Richard Wright's intricate, mesmerising, wonderfully delicate and monumental at once, Stairwell Project in the Scottish National Gallery of Modern Art (in Modern Two, which used to be an orphanage, the Dean Orphan Hospital), for example. The work was commissioned several years ago with the intention that it be a permanent rather than temporary feature of the gallery, although Wright, who usually paints on walls rather than canvases, also usually has those walls painted over at the end of an exhibition.
In the gallery's leaflet on The Stairwell Project, Chief Curator Keith Hartley observes that we "tend to forget" that, within the tradition of western art, decorative painting of walls and ceilings was a common practice. He traces the development from an expectation that art be utilitarian, to the patronage of artists by aristocracy which began in the Renaissance, and then to the changing expectation which led to an individual artist dependent on the market.
The role of the marketplace, Hartley argues, had by the 1980s led to "almost a feeding frenzy for expressive, largely figurative painting," and this "climate of greed" alienated Wright. As Hartley quotes the artist, from a 2000 interview: "About ten years ago I began working in what for me was a new way. This seemed to have something to do with the action of painting and turned out to mean working directly on the wall, which in turn implied thinking about context and architecture as part of the content of the work."
a paddle in my new kayak this morning, so instead I'm going to suggest you watch this fascinating video in which Wright speaks directly about the conception and execution of the work, pointing out that the whole thing is made of two small pots of paint. . .
The video's only four minutes long, and besides telling you more about how and why The Stairwell Project was made, it gives you a much better sense of its scale and light and beauty than my photos can do.
And speaking of light and beauty. . . a sunny day in Vancouver, and we're teased with the possibility of a High in the mid-teens (Celsius) today. Time for me to get out on the water.
Your turn to chat now -- comments very welcome (and I do apologise for the difficulties you're having in posting.
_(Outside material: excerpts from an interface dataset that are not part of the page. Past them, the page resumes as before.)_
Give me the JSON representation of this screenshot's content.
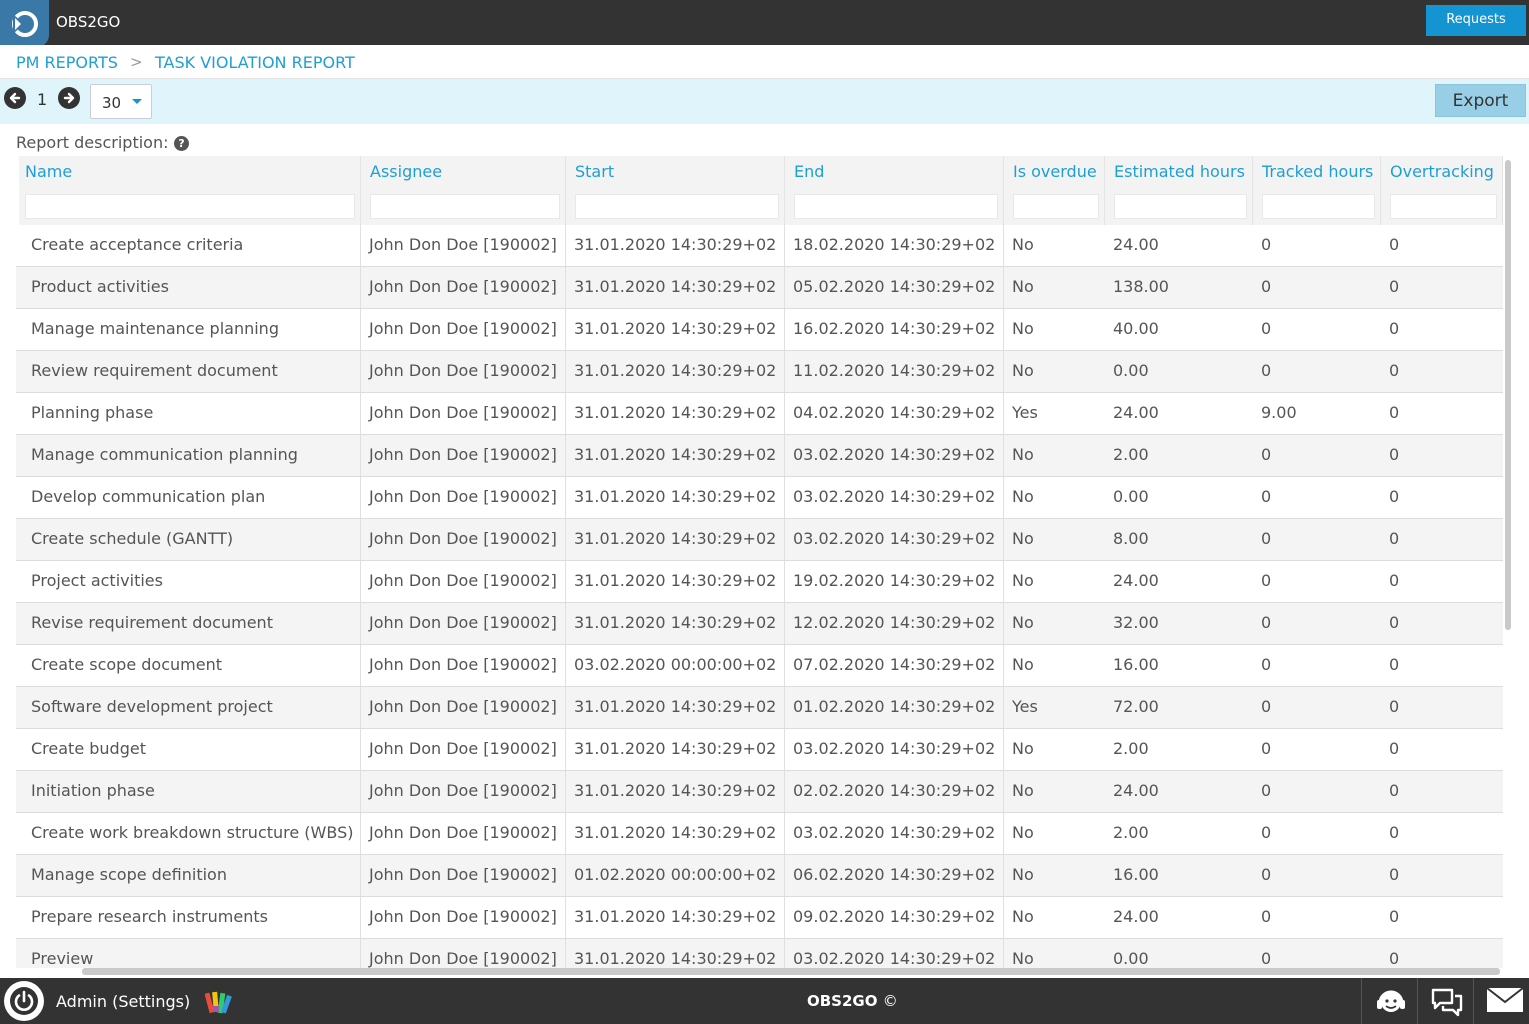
{
  "app": {
    "title": "OBS2GO"
  },
  "header": {
    "requests_label": "Requests"
  },
  "breadcrumb": {
    "items": [
      "PM REPORTS",
      "TASK VIOLATION REPORT"
    ],
    "separator": ">"
  },
  "toolbar": {
    "page": "1",
    "page_size": "30",
    "export_label": "Export"
  },
  "report": {
    "description_label": "Report description:"
  },
  "table": {
    "columns": [
      "Name",
      "Assignee",
      "Start",
      "End",
      "Is overdue",
      "Estimated hours",
      "Tracked hours",
      "Overtracking"
    ],
    "rows": [
      [
        "Create acceptance criteria",
        "John Don Doe [190002]",
        "31.01.2020 14:30:29+02",
        "18.02.2020 14:30:29+02",
        "No",
        "24.00",
        "0",
        "0"
      ],
      [
        "Product activities",
        "John Don Doe [190002]",
        "31.01.2020 14:30:29+02",
        "05.02.2020 14:30:29+02",
        "No",
        "138.00",
        "0",
        "0"
      ],
      [
        "Manage maintenance planning",
        "John Don Doe [190002]",
        "31.01.2020 14:30:29+02",
        "16.02.2020 14:30:29+02",
        "No",
        "40.00",
        "0",
        "0"
      ],
      [
        "Review requirement document",
        "John Don Doe [190002]",
        "31.01.2020 14:30:29+02",
        "11.02.2020 14:30:29+02",
        "No",
        "0.00",
        "0",
        "0"
      ],
      [
        "Planning phase",
        "John Don Doe [190002]",
        "31.01.2020 14:30:29+02",
        "04.02.2020 14:30:29+02",
        "Yes",
        "24.00",
        "9.00",
        "0"
      ],
      [
        "Manage communication planning",
        "John Don Doe [190002]",
        "31.01.2020 14:30:29+02",
        "03.02.2020 14:30:29+02",
        "No",
        "2.00",
        "0",
        "0"
      ],
      [
        "Develop communication plan",
        "John Don Doe [190002]",
        "31.01.2020 14:30:29+02",
        "03.02.2020 14:30:29+02",
        "No",
        "0.00",
        "0",
        "0"
      ],
      [
        "Create schedule (GANTT)",
        "John Don Doe [190002]",
        "31.01.2020 14:30:29+02",
        "03.02.2020 14:30:29+02",
        "No",
        "8.00",
        "0",
        "0"
      ],
      [
        "Project activities",
        "John Don Doe [190002]",
        "31.01.2020 14:30:29+02",
        "19.02.2020 14:30:29+02",
        "No",
        "24.00",
        "0",
        "0"
      ],
      [
        "Revise requirement document",
        "John Don Doe [190002]",
        "31.01.2020 14:30:29+02",
        "12.02.2020 14:30:29+02",
        "No",
        "32.00",
        "0",
        "0"
      ],
      [
        "Create scope document",
        "John Don Doe [190002]",
        "03.02.2020 00:00:00+02",
        "07.02.2020 14:30:29+02",
        "No",
        "16.00",
        "0",
        "0"
      ],
      [
        "Software development project",
        "John Don Doe [190002]",
        "31.01.2020 14:30:29+02",
        "01.02.2020 14:30:29+02",
        "Yes",
        "72.00",
        "0",
        "0"
      ],
      [
        "Create budget",
        "John Don Doe [190002]",
        "31.01.2020 14:30:29+02",
        "03.02.2020 14:30:29+02",
        "No",
        "2.00",
        "0",
        "0"
      ],
      [
        "Initiation phase",
        "John Don Doe [190002]",
        "31.01.2020 14:30:29+02",
        "02.02.2020 14:30:29+02",
        "No",
        "24.00",
        "0",
        "0"
      ],
      [
        "Create work breakdown structure (WBS)",
        "John Don Doe [190002]",
        "31.01.2020 14:30:29+02",
        "03.02.2020 14:30:29+02",
        "No",
        "2.00",
        "0",
        "0"
      ],
      [
        "Manage scope definition",
        "John Don Doe [190002]",
        "01.02.2020 00:00:00+02",
        "06.02.2020 14:30:29+02",
        "No",
        "16.00",
        "0",
        "0"
      ],
      [
        "Prepare research instruments",
        "John Don Doe [190002]",
        "31.01.2020 14:30:29+02",
        "09.02.2020 14:30:29+02",
        "No",
        "24.00",
        "0",
        "0"
      ],
      [
        "Preview",
        "John Don Doe [190002]",
        "31.01.2020 14:30:29+02",
        "03.02.2020 14:30:29+02",
        "No",
        "0.00",
        "0",
        "0"
      ]
    ]
  },
  "footer": {
    "user_label": "Admin (Settings)",
    "brand": "OBS2GO",
    "copyright": "©"
  },
  "icons": {
    "logo": "obs2go-logo-icon",
    "prev": "arrow-left-circle-icon",
    "next": "arrow-right-circle-icon",
    "help": "question-circle-icon",
    "power": "power-icon",
    "palette": "color-palette-icon",
    "support": "support-headset-icon",
    "chat": "chat-bubbles-icon",
    "mail": "envelope-icon"
  },
  "colors": {
    "accent": "#1e9fd4",
    "topbar": "#333333",
    "toolbar_bg": "#e0f4fc",
    "button": "#1495d1"
  }
}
Some readers have suggested that using Chrome as your browser makes a difference; some find it possible to post from a laptop rather than their phone).